The difference between a determination of “willful” versus “non-willful” conduct by the IRS is the difference between a 50% penalty calculation and potentially a 5% penalty for FBAR violations. There are thousands of US taxpayers who are not in full compliance with US Law and IRS guidelines for reporting foreign bank accounts and income via the FBAR and other IRS forms. The question from the perspective of the IRS is “did the taxpayer willfully intend to avoid paying US income taxes, and commit a criminal act(s) to do so?” The IRS is offering a limited window, August 15, to allow US taxpayers to come into compliance in regards to their foreign accounts and assets. Non-willful conduct is a matter of oversight, calculation errors, or non-negligent misunderstanding of the laws and guidelines. If you act immediately, and take advantage of the IRS’ OVDP program, you could wipe the slate clean by coming into compliance, and if you qualify for the new streamlined guidelines, pay a 5% penalty and be done. If the IRS has to come to you, (and they will in all likelihood have the data to do so after July 1 of this year) they are going to assume you were “willfully” attempting to shield assets and income, and the penalties for doing so are 50% of the highest aggregate value of all of your accounts and assets at any point over the past 8 years, AND, you will face exposure to criminal tax evasion charges and consequences. So: 3 years or 8? 5% or 50%? Criminal charges or not? What is in the balance financially is a large sum for most FBAR clients. How much is it worth to avoid criminal charges?

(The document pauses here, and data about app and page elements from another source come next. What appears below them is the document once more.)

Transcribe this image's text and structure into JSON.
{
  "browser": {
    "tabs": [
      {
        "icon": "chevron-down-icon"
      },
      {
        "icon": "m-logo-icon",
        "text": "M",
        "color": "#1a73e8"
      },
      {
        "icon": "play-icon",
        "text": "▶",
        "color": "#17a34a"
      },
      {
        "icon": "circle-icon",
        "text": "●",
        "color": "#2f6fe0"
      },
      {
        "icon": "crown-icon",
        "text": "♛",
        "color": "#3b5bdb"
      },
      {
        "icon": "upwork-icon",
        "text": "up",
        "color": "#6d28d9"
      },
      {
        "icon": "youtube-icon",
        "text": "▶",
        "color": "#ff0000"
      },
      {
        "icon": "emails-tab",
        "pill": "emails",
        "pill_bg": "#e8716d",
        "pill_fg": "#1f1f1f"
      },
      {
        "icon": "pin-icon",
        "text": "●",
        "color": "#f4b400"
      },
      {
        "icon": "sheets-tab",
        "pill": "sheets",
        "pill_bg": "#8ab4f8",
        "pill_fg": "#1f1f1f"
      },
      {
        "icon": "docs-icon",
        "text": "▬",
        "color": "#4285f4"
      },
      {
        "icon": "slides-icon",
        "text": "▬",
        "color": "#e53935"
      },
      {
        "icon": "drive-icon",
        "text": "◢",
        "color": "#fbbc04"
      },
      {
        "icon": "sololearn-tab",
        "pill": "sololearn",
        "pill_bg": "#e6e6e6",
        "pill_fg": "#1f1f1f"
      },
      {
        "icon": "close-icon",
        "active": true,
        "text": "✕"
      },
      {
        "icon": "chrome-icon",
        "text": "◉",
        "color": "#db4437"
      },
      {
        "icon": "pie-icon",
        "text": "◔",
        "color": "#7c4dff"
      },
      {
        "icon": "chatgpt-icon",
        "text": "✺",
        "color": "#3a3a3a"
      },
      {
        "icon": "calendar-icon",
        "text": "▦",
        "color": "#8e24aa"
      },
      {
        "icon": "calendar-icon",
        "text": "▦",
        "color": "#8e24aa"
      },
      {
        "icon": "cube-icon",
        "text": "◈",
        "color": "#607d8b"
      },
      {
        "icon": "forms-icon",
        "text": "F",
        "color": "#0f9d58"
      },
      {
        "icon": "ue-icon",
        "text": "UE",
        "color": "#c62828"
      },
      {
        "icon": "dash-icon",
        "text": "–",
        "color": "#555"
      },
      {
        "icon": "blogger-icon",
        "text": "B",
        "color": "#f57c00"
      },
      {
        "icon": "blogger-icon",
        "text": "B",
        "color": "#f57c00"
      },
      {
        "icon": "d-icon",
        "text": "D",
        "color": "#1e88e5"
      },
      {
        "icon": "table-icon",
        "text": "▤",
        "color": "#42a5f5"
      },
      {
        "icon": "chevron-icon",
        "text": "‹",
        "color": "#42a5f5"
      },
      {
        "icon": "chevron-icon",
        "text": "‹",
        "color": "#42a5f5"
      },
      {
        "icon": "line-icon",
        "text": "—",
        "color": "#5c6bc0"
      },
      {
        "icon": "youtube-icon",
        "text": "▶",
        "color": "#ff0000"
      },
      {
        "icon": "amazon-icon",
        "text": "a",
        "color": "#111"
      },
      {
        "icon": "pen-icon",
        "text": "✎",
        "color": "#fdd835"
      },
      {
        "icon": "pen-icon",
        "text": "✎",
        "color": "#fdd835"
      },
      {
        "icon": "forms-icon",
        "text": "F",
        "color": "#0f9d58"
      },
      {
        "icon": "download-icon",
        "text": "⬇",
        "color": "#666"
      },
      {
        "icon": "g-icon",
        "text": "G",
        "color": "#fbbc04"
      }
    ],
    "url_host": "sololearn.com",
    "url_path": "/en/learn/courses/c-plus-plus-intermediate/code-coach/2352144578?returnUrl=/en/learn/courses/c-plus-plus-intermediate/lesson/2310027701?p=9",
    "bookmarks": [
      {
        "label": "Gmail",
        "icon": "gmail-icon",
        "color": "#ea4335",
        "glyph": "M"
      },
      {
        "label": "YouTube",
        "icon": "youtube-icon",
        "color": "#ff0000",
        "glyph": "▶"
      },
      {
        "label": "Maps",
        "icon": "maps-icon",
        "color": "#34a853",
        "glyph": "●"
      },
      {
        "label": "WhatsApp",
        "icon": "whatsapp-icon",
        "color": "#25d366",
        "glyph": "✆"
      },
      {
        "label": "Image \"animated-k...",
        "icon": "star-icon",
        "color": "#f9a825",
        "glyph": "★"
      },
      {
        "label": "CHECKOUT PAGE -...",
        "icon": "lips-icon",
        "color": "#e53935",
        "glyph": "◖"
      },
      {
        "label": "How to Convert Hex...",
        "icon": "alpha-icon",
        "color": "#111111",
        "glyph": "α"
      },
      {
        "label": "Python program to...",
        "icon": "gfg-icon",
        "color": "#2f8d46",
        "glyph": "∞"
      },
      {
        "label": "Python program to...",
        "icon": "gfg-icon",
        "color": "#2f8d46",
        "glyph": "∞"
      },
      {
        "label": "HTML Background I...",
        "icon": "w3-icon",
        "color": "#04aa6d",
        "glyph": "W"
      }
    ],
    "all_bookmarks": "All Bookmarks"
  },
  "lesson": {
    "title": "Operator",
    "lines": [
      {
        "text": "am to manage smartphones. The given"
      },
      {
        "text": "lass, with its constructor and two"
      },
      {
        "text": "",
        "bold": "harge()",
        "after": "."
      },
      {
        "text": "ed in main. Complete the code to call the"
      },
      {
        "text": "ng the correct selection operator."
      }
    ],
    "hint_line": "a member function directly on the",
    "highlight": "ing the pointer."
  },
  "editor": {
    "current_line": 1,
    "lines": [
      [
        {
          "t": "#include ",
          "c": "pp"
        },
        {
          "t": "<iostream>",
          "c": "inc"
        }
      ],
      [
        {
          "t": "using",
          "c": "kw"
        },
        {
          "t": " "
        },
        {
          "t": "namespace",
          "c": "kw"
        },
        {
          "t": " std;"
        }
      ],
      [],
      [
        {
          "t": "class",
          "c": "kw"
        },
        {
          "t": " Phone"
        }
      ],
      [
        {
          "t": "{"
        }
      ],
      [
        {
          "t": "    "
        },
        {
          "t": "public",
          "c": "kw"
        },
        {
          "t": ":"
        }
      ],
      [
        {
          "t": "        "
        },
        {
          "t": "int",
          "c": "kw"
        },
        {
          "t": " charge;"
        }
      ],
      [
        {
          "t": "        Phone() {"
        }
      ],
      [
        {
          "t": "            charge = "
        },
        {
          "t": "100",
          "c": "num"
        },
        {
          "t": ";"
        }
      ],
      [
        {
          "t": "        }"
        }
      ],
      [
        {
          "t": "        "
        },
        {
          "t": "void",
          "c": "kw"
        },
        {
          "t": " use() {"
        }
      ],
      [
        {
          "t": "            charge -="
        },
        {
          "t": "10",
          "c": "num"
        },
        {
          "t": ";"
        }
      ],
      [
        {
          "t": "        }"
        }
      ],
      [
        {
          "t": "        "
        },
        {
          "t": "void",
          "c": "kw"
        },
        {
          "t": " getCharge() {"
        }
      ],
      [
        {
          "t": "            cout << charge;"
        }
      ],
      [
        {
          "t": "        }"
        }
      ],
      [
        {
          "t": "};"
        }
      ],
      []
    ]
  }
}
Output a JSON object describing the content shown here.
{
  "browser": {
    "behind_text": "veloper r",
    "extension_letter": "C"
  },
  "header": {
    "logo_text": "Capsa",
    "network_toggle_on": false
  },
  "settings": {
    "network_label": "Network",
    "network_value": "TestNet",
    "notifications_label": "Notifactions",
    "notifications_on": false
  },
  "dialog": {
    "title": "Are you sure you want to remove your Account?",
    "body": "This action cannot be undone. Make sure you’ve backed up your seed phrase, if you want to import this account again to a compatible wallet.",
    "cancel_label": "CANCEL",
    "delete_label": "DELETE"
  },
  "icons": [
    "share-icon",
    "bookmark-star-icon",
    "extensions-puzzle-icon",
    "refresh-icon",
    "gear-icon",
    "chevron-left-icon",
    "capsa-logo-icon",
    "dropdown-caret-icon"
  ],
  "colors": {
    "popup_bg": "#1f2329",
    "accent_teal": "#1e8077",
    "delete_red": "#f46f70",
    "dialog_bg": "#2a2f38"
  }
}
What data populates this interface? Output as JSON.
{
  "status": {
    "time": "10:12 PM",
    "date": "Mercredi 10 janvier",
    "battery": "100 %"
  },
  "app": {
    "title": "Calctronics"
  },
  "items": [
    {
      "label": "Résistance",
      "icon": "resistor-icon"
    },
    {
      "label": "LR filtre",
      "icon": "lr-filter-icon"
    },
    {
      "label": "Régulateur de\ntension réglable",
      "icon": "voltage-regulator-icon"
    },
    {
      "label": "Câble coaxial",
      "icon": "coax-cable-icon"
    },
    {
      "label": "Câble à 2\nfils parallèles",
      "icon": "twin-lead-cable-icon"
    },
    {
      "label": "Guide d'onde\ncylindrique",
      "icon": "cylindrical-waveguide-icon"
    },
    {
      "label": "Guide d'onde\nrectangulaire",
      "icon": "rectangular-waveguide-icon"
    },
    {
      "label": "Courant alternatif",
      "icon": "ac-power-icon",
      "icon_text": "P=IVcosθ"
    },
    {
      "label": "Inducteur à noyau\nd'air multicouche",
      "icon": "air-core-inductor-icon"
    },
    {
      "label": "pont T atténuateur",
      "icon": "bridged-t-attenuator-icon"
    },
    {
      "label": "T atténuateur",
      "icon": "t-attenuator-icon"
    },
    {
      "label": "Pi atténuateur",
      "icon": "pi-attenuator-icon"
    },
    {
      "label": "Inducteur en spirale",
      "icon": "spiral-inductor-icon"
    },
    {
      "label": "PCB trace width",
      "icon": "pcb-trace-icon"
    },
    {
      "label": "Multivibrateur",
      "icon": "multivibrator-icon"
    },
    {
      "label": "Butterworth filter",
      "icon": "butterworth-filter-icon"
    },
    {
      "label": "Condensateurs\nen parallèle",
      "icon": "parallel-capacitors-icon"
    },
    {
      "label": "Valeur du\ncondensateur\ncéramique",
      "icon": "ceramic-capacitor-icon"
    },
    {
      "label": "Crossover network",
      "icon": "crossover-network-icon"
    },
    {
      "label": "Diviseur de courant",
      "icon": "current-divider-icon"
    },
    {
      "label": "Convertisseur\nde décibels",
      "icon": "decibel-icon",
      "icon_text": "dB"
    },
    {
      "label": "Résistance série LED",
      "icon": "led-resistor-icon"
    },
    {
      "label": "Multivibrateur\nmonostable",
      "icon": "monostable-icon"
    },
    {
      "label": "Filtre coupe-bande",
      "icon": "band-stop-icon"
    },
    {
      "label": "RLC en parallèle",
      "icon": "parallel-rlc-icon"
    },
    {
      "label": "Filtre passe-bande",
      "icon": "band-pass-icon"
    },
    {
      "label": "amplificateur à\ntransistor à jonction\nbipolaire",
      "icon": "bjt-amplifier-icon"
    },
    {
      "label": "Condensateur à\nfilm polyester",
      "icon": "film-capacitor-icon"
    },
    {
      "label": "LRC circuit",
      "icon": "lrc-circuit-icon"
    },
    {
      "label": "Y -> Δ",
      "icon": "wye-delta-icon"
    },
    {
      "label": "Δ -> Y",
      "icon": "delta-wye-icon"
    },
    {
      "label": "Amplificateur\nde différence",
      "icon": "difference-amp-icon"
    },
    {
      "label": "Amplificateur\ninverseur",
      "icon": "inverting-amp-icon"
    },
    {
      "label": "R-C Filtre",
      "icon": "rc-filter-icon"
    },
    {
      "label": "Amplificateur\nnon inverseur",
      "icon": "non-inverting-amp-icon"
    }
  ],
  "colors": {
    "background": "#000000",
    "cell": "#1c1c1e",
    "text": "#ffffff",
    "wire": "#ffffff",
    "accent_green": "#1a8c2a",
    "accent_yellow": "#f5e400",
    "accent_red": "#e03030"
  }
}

Call us at 866-631-3470 for a confidential and complimentary initial consultation. Your information will be protected by attorney-client privilege and we will discuss how to bring you into compliance and save you thousands of dollars in the process.